_DATA SHOWN_
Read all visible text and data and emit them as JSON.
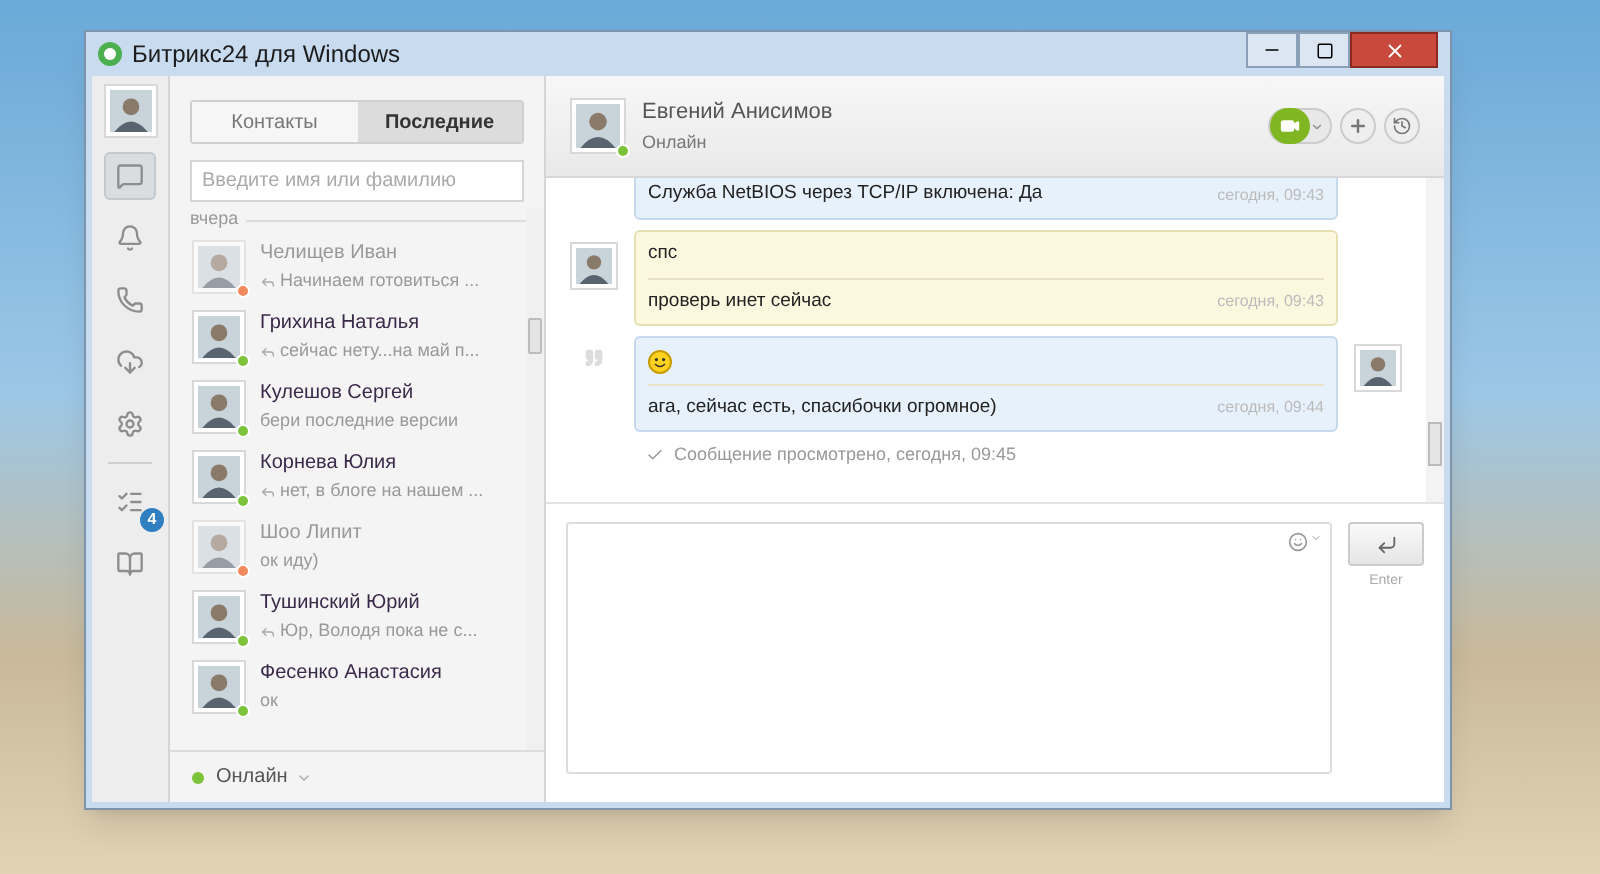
{
  "window": {
    "title": "Битрикс24 для Windows"
  },
  "rail": {
    "items": [
      {
        "kind": "chat",
        "selected": true
      },
      {
        "kind": "bell",
        "selected": false
      },
      {
        "kind": "phone",
        "selected": false
      },
      {
        "kind": "disk",
        "selected": false
      },
      {
        "kind": "gear",
        "selected": false
      },
      {
        "kind": "list",
        "selected": false,
        "badge": "4"
      },
      {
        "kind": "book",
        "selected": false
      }
    ]
  },
  "contacts": {
    "tabs": [
      {
        "label": "Контакты",
        "selected": false
      },
      {
        "label": "Последние",
        "selected": true
      }
    ],
    "search": {
      "placeholder": "Введите имя или фамилию"
    },
    "group_label": "вчера",
    "items": [
      {
        "name": "Челищев Иван",
        "preview": "Начинаем готовиться ...",
        "replied": true,
        "dimmed": true,
        "color": "#f08a5d"
      },
      {
        "name": "Грихина Наталья",
        "preview": "сейчас нету...на май п...",
        "replied": true,
        "dimmed": false,
        "color": "#7cc23a"
      },
      {
        "name": "Кулешов Сергей",
        "preview": "бери последние версии",
        "replied": false,
        "dimmed": false,
        "color": "#7cc23a"
      },
      {
        "name": "Корнева Юлия",
        "preview": "нет, в блоге на нашем ...",
        "replied": true,
        "dimmed": false,
        "color": "#7cc23a"
      },
      {
        "name": "Шоо Липит",
        "preview": "ок иду)",
        "replied": false,
        "dimmed": true,
        "color": "#f08a5d"
      },
      {
        "name": "Тушинский Юрий",
        "preview": "Юр, Володя пока не с...",
        "replied": true,
        "dimmed": false,
        "color": "#7cc23a"
      },
      {
        "name": "Фесенко Анастасия",
        "preview": "ок",
        "replied": false,
        "dimmed": false,
        "color": "#7cc23a"
      }
    ],
    "status": {
      "label": "Онлайн",
      "color": "#7cc23a"
    }
  },
  "chat": {
    "name": "Евгений Анисимов",
    "status": "Онлайн",
    "color": "#7cc23a",
    "messages": [
      {
        "outgoing": true,
        "lines": [
          {
            "kind": "text",
            "text": "Служба NetBIOS через TCP/IP включена: Да",
            "time": "сегодня, 09:43"
          }
        ]
      },
      {
        "outgoing": false,
        "lines": [
          {
            "kind": "text",
            "text": "спс"
          },
          {
            "kind": "text",
            "text": "проверь инет сейчас",
            "time": "сегодня, 09:43"
          }
        ]
      },
      {
        "outgoing": true,
        "quoted": true,
        "lines": [
          {
            "kind": "emoji"
          },
          {
            "kind": "text",
            "text": "ага, сейчас есть, спасибочки огромное)",
            "time": "сегодня, 09:44"
          }
        ]
      }
    ],
    "seen": "Сообщение просмотрено, сегодня, 09:45",
    "send_hint": "Enter"
  }
}
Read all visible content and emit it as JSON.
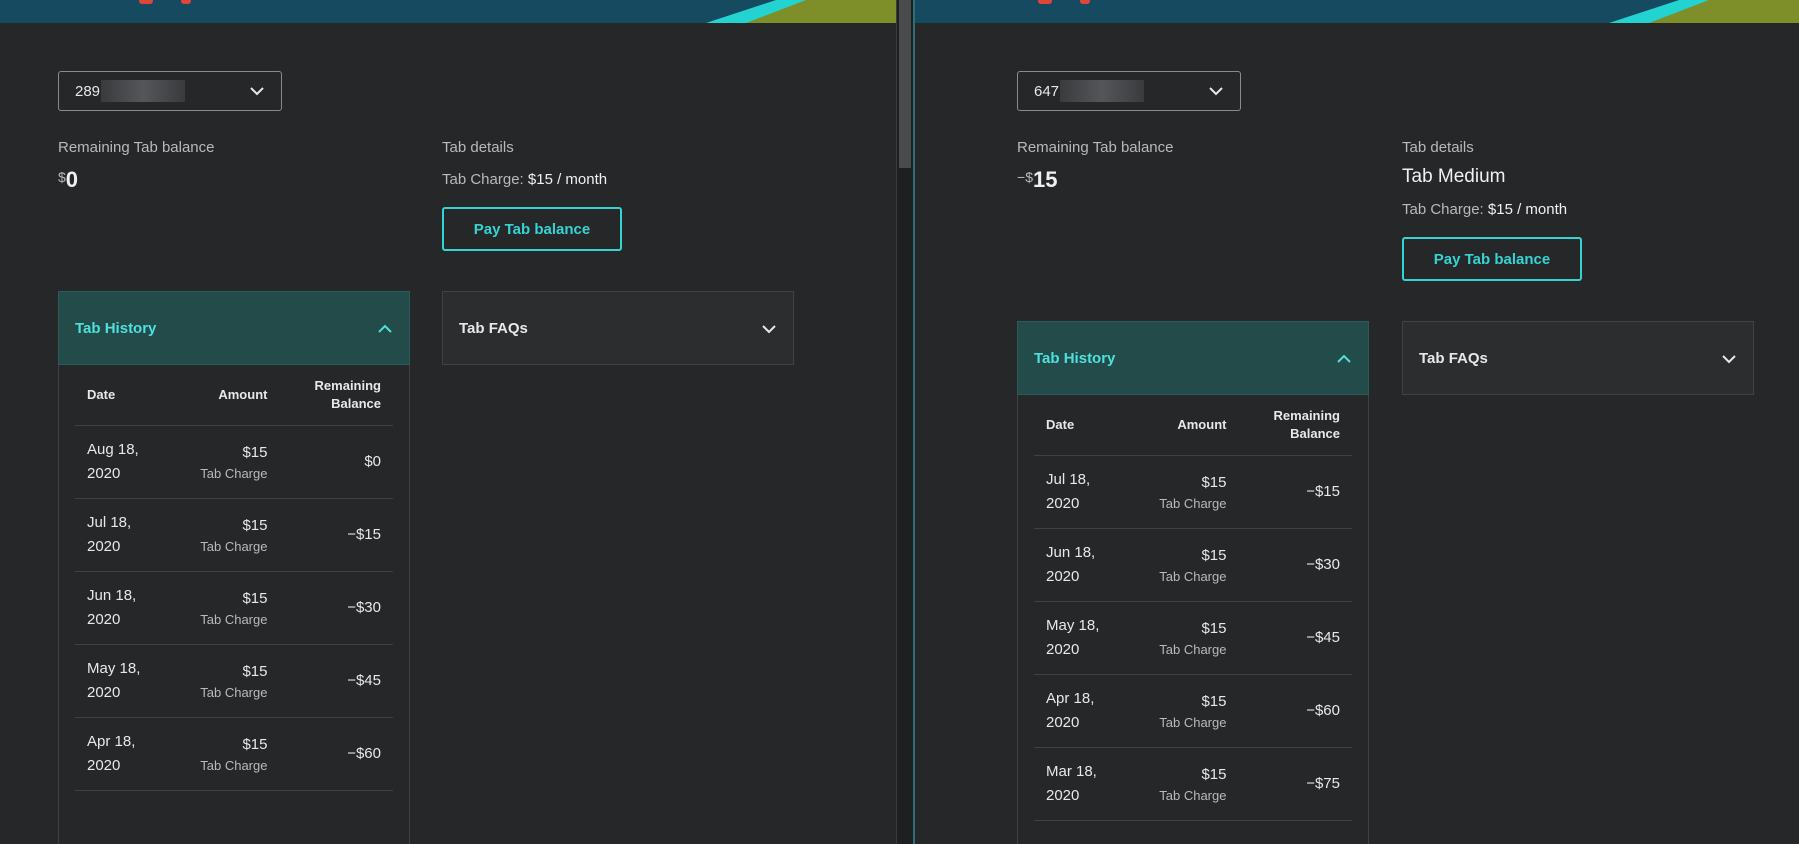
{
  "left": {
    "account_prefix": "289",
    "remaining_label": "Remaining Tab balance",
    "balance_sign": "",
    "balance_currency": "$",
    "balance_value": "0",
    "details_label": "Tab details",
    "plan_name": "",
    "charge_label": "Tab Charge:",
    "charge_value": "$15 / month",
    "pay_button": "Pay Tab balance",
    "history_title": "Tab History",
    "faq_title": "Tab FAQs",
    "columns": {
      "date": "Date",
      "amount": "Amount",
      "remaining_line1": "Remaining",
      "remaining_line2": "Balance"
    },
    "rows": [
      {
        "date": "Aug 18, 2020",
        "amount": "$15",
        "type": "Tab Charge",
        "remaining": "$0"
      },
      {
        "date": "Jul 18, 2020",
        "amount": "$15",
        "type": "Tab Charge",
        "remaining": "−$15"
      },
      {
        "date": "Jun 18, 2020",
        "amount": "$15",
        "type": "Tab Charge",
        "remaining": "−$30"
      },
      {
        "date": "May 18, 2020",
        "amount": "$15",
        "type": "Tab Charge",
        "remaining": "−$45"
      },
      {
        "date": "Apr 18, 2020",
        "amount": "$15",
        "type": "Tab Charge",
        "remaining": "−$60"
      }
    ]
  },
  "right": {
    "account_prefix": "647",
    "remaining_label": "Remaining Tab balance",
    "balance_sign": "−",
    "balance_currency": "$",
    "balance_value": "15",
    "details_label": "Tab details",
    "plan_name": "Tab Medium",
    "charge_label": "Tab Charge:",
    "charge_value": "$15 / month",
    "pay_button": "Pay Tab balance",
    "history_title": "Tab History",
    "faq_title": "Tab FAQs",
    "columns": {
      "date": "Date",
      "amount": "Amount",
      "remaining_line1": "Remaining",
      "remaining_line2": "Balance"
    },
    "rows": [
      {
        "date": "Jul 18, 2020",
        "amount": "$15",
        "type": "Tab Charge",
        "remaining": "−$15"
      },
      {
        "date": "Jun 18, 2020",
        "amount": "$15",
        "type": "Tab Charge",
        "remaining": "−$30"
      },
      {
        "date": "May 18, 2020",
        "amount": "$15",
        "type": "Tab Charge",
        "remaining": "−$45"
      },
      {
        "date": "Apr 18, 2020",
        "amount": "$15",
        "type": "Tab Charge",
        "remaining": "−$60"
      },
      {
        "date": "Mar 18, 2020",
        "amount": "$15",
        "type": "Tab Charge",
        "remaining": "−$75"
      }
    ]
  },
  "colors": {
    "accent": "#35d4d4",
    "open_header": "#234b49",
    "background": "#262729",
    "banner": "#154a60"
  },
  "icons": {
    "dropdown": "chevron-down-icon",
    "accordion_open": "chevron-up-icon",
    "accordion_closed": "chevron-down-icon"
  }
}
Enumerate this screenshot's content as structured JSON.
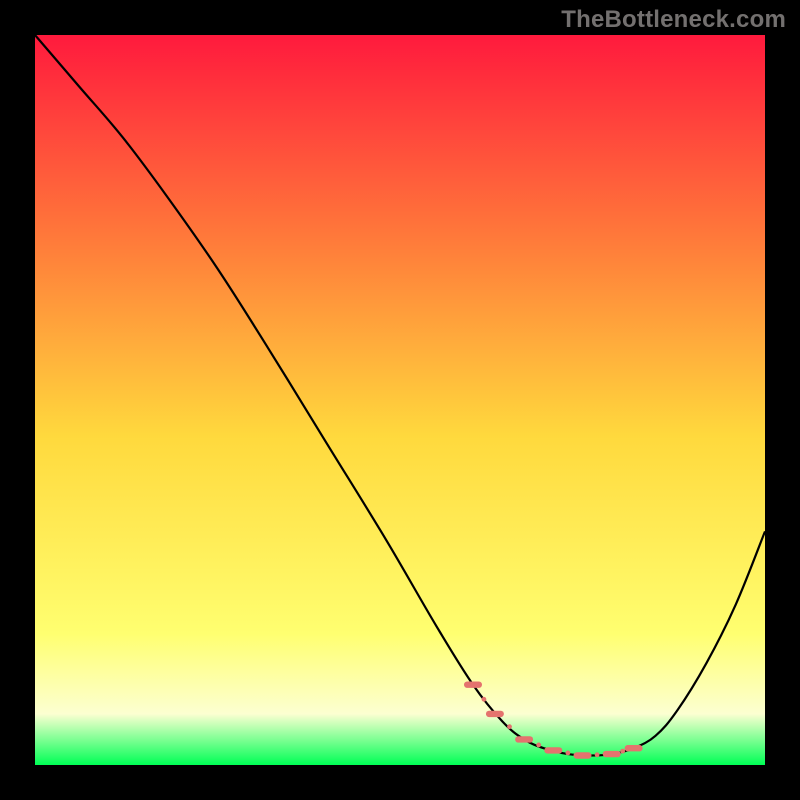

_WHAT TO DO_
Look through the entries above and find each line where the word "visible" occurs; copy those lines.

_WRITTEN REPLY_
Read all visible text and data and emit them as JSON.
Read all visible content and emit it as JSON.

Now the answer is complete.